KMDI is currently involved in teaching through the Knowledge Media Design Collaborative Specialization (KMD CS). The KMD CS addresses the ways media and media technologies shape, and are shaped by, human activity. We design, build, use, evaluate, and critique the media and policies of our networked world. The KMD CS provides graduate students opportunities to collaborate with people from diverse backgrounds on interdisciplinary human-centered projects that explore the interaction between media, technology, design and society. KMD courses allow students to work with experts from across disciplinary boundaries to tackle complex socio-technical issues around the design, dissemination, preservation and interaction with knowledge systems, focusing on hands-on practices. Through experiential learning, students engage in each stage of the design thinking process – brainstorming, prototyping, and evaluation. Projects are geared towards real-world problems and give students opportunities to publish papers, deliver conference presentations, and in some cases, provide the ground work for start-up businesses.
What is a Collaborative Specialization?
Unique to U of T, the KMD Collaborative Specialization involves the cooperation of multiple graduate units (departments, centers, or institutes). In order to participate in the KMD Collaborative Specialization you must be enrolled in a graduate degree program at the University of Toronto at the graduate or doctoral level. The specialization is meant to be taken in addition or as an accompaniment to your Graduate/Doctoral degree and not as a stand alone.
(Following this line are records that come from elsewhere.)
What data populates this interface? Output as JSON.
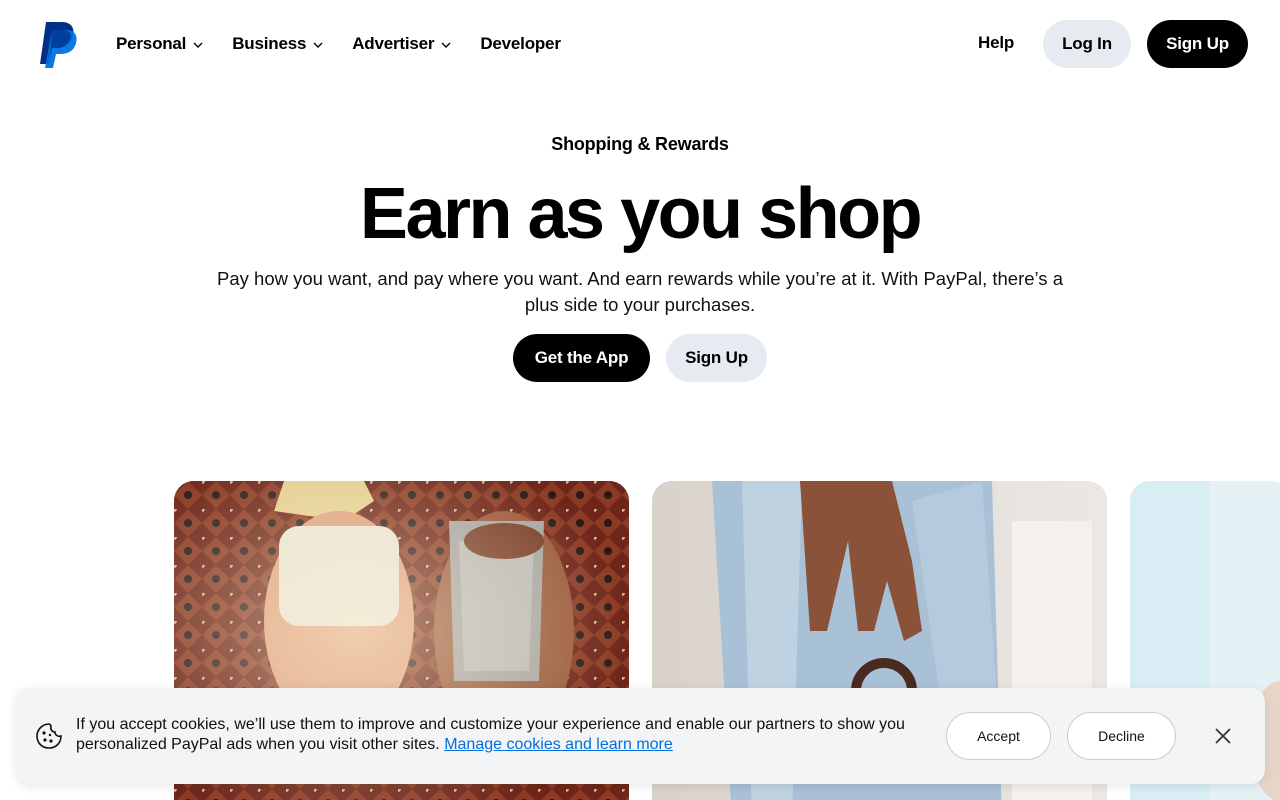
{
  "header": {
    "nav": [
      {
        "label": "Personal",
        "dropdown": true
      },
      {
        "label": "Business",
        "dropdown": true
      },
      {
        "label": "Advertiser",
        "dropdown": true
      },
      {
        "label": "Developer",
        "dropdown": false
      }
    ],
    "help_label": "Help",
    "login_label": "Log In",
    "signup_label": "Sign Up"
  },
  "hero": {
    "eyebrow": "Shopping & Rewards",
    "title": "Earn as you shop",
    "subtitle": "Pay how you want, and pay where you want. And earn rewards while you’re at it. With PayPal, there’s a plus side to your purchases.",
    "primary_cta": "Get the App",
    "secondary_cta": "Sign Up"
  },
  "cookie_banner": {
    "text": "If you accept cookies, we’ll use them to improve and customize your experience and enable our partners to show you personalized PayPal ads when you visit other sites.",
    "link_text": "Manage cookies and learn more",
    "accept_label": "Accept",
    "decline_label": "Decline"
  },
  "colors": {
    "brand_dark_blue": "#003087",
    "brand_blue": "#0070e0",
    "pill_gray": "#e6ebf2",
    "banner_bg": "#f2f4f6"
  },
  "icons": {
    "logo": "paypal-logo",
    "chevron": "chevron-down-icon",
    "cookie": "cookie-icon",
    "close": "close-icon"
  }
}
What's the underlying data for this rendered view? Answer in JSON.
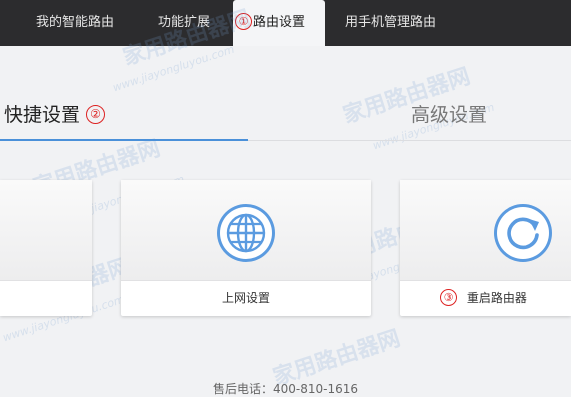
{
  "topnav": {
    "tabs": [
      {
        "label": "我的智能路由"
      },
      {
        "label": "功能扩展"
      },
      {
        "label": "路由设置",
        "marker": "①"
      },
      {
        "label": "用手机管理路由"
      }
    ],
    "active_index": 2
  },
  "subnav": {
    "quick": {
      "label": "快捷设置",
      "marker": "②"
    },
    "advanced": {
      "label": "高级设置"
    }
  },
  "cards": [
    {
      "label": "",
      "icon": "blank"
    },
    {
      "label": "上网设置",
      "icon": "globe-icon"
    },
    {
      "label": "重启路由器",
      "icon": "refresh-icon",
      "marker": "③"
    }
  ],
  "footer": {
    "text": "售后电话：400-810-1616"
  },
  "watermark": {
    "cn": "家用路由器网",
    "en": "www.jiayongluyou.com"
  },
  "colors": {
    "accent": "#4a90d9",
    "marker": "#dd2222",
    "topbar": "#2c2c2e"
  }
}
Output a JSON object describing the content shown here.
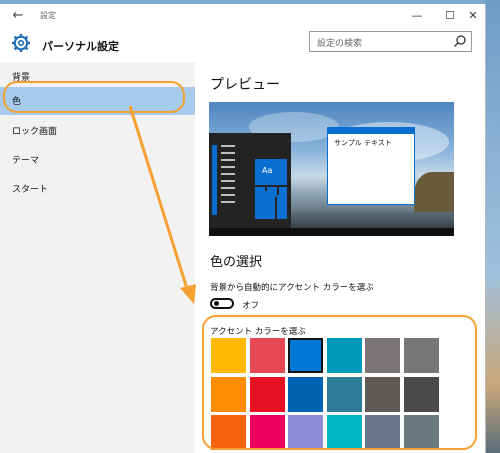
{
  "window": {
    "title": "設定"
  },
  "titlebar": {
    "back_glyph": "←",
    "minimize_glyph": "—",
    "maximize_glyph": "☐",
    "close_glyph": "✕"
  },
  "header": {
    "title": "パーソナル設定"
  },
  "search": {
    "placeholder": "設定の検索"
  },
  "sidebar": {
    "items": [
      {
        "label": "背景",
        "selected": false
      },
      {
        "label": "色",
        "selected": true
      },
      {
        "label": "ロック画面",
        "selected": false
      },
      {
        "label": "テーマ",
        "selected": false
      },
      {
        "label": "スタート",
        "selected": false
      }
    ]
  },
  "preview": {
    "heading": "プレビュー",
    "tile_label": "Aa",
    "sample_window_text": "サンプル テキスト"
  },
  "colors": {
    "heading": "色の選択",
    "auto_accent_label": "背景から自動的にアクセント カラーを選ぶ",
    "toggle_state": "オフ",
    "accent_label": "アクセント カラーを選ぶ",
    "selected_index": 2,
    "swatches": [
      "#ffb900",
      "#e74856",
      "#0078d7",
      "#0099bc",
      "#7a7574",
      "#767676",
      "#ff8c00",
      "#e81123",
      "#0063b1",
      "#2d7d9a",
      "#5d5a58",
      "#4c4a48",
      "#f7630c",
      "#ea005e",
      "#8e8cd8",
      "#00b7c3",
      "#68768a",
      "#69797e"
    ]
  },
  "theme": {
    "accent": "#0a6fd1",
    "selection": "#a6cbec",
    "annotation": "#f5a033"
  }
}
Collaborative Specialization Director
Dr. Mary Elizabeth (“M.E.”) Luka was appointed as the KMD-CS Director as of July 1, 2020. Dr. Luka is Assistant Professor of Arts, Media & Culture Management and Interim Program Director, Arts Management, at the Department of Arts, Culture, Media (UTSC), with a cross-appointment at the Faculty of Information.
Dr. Luka is also an award-winning scholar, activist and digital media producer for arts, social enterprises, broadcasting and telecommunications, and creative management policy, planning and practice. She studies modes and meanings of creativity and innovation in the digital age, to investigate how arts, culture, media and civic sectors are networked together. Her research examines co-creative and collaborative production, distribution and dissemination in the intersecting fields of media, arts and culture.